So how is the Church to operate within the Kingdom of God? Are we individually operating as we should? In Matthew 6:33, King Jesus gave us this command and promise, “But seek first the Kingdom of God and His righteousness, and all these things will be added to you. Have you ever read that verse and pondered how abstract it seems to “seek” God’s Kingdom? How do you seek a Kingdom? Is there a spiritual GPS or map that helps us find it? If the Kingdom is “in the midst” of us (Luke 17:20-21), then why must it be sought? If this is not totally clear, then how can we even begin to follow this command? How can you “seek” His Kingdom? Can you seek God’s Kingdom while ignoring or avoiding His Church? Can you seek God’s Kingdom without being “active” in God’s Church? Answering these questions begins and ends with understanding Kingdom. Using Kingdom understanding, I offer you  this simple guidance to answer all of these questions: For the non-believer, “seek” truly means “search”; but, for Christians, “seek” means “build.”

In Ephesians 2, we read, For we are God's workmanship, created in Christ Jesus for good works, which God prepared beforehand that we should walk in them… So then you are no longer strangers and aliens, but you are fellow citizens with the saints and members of the household of God, built on the foundation of the apostles and prophets, Christ Jesus himself being the cornerstone, in whom the whole structure, being joined together, grows into a holy temple in the Lord. In him you also are being built together into a dwelling place for God by the Spirit. (Ephesians 2:10, 19-22)

Look closely at the italicized words in the above passages to determine what they have in common. What they have in common is a “building” or construction theme. God is building His Kingdom here on Earth as it is in Heaven. To do this He is actively building up and advancing the body of Christ, His Church. He is building His Church in order to dwell in His Church as His Holy Temple. And Jesus Christ is the Chief Cornerstone. So, the best way for Christians to “seek” God’s Kingdom is to “build” His Church. And, using the building theme and people as stones, there are two things you can do to “build” His Church. (1) You can add stones (people) to the structure, or (2) strengthen or fortify the stones (people) that are already in the structure.
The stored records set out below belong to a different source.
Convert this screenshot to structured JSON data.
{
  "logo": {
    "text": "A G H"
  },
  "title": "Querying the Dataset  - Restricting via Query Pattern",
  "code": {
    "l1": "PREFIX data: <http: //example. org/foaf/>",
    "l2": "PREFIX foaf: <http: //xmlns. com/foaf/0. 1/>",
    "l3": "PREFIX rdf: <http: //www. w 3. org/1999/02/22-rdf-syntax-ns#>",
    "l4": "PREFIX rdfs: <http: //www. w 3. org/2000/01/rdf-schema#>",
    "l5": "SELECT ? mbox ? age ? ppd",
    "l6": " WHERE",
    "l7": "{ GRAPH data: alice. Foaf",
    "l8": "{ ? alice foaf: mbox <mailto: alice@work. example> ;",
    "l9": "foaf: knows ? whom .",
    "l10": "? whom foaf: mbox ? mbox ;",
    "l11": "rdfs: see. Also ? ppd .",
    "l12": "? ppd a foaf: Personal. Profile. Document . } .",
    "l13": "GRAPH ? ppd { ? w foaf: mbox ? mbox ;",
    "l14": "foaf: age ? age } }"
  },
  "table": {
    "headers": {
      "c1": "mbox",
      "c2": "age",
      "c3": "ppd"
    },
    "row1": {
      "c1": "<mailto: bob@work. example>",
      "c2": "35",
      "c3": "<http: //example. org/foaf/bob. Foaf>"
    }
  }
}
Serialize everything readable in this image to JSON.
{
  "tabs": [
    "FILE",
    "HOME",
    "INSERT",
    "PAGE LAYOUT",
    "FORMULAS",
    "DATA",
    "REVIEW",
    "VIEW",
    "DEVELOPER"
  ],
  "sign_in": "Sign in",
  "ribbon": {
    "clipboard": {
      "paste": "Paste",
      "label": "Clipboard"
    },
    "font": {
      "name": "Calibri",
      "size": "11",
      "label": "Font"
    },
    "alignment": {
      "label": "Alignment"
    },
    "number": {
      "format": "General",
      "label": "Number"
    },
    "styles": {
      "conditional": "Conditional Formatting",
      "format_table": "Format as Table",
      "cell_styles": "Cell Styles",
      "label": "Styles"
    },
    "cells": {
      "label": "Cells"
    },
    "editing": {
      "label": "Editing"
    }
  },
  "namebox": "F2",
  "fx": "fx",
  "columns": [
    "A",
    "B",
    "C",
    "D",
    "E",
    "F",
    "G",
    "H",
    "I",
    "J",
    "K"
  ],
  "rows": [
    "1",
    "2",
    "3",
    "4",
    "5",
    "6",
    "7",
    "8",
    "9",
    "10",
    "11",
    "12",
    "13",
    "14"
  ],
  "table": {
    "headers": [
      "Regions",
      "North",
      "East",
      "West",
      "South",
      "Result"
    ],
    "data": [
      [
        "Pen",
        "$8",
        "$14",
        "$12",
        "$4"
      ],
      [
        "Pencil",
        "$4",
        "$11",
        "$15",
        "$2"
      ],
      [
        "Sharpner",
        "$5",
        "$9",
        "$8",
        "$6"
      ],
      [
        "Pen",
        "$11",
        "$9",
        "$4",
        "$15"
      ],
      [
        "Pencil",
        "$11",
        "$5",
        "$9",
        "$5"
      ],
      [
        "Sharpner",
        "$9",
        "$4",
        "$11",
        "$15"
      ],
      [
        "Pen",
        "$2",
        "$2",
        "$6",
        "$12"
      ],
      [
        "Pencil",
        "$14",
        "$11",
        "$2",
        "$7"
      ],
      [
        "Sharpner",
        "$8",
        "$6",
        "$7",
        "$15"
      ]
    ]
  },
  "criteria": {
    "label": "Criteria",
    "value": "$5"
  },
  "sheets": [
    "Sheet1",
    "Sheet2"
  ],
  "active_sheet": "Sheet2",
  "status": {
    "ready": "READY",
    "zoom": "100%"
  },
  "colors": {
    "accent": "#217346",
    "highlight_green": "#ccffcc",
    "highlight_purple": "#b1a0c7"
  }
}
Robert Short said, “The church is the great lost and found department.” And, C. Stacey Woods said, “The Church is an organism that grows best in an alien society.”

For those who prefer a lighter theme than construction, think of it like painting an impressionist painting. Impressionism is a form of artistic painting that became popular in the 1800s. Claude Monet is often credited with being a pioneer of this art form. You can recognize an impressionist painting by the fact that up close, the painting looks like no defined picture at all. Instead, it just looks like random brush strokes or dots. There is no attention to detail or fine lines. But, when you step away from the painting, the picture (or the impression of the picture) emerges. This is similar to the Church. When you look up close, you might see random and imperfect dots. But, when you step back and look at the Church from God’s vantage point, you see a glorious and beautiful Bride! And, by the way, for those either outside or even inside the Church, I have another piece of advice: don’t ever criticize the Bride of a King, especially the King of the universe. He may be benevolent, but He is also powerfully just.

Whatever God does in the world, He does through each and every one of His children. Nobody can be left out of the living and telling of the Gospel story. God is telling His story of grace through each and every one of Christ’s followers. No one is insignificant in this task. And, no one is dispensable or too young. Dwight Smith said, “Every single story of how each Christ follower came to grace is another unique brush stroke on God’s painting called Grace.” And, there is no more beautiful work of art known. 

So, for those searching for something significant to do with their lives of lasting importance, what could be greater than seeking (building) the eternal Kingdom of God?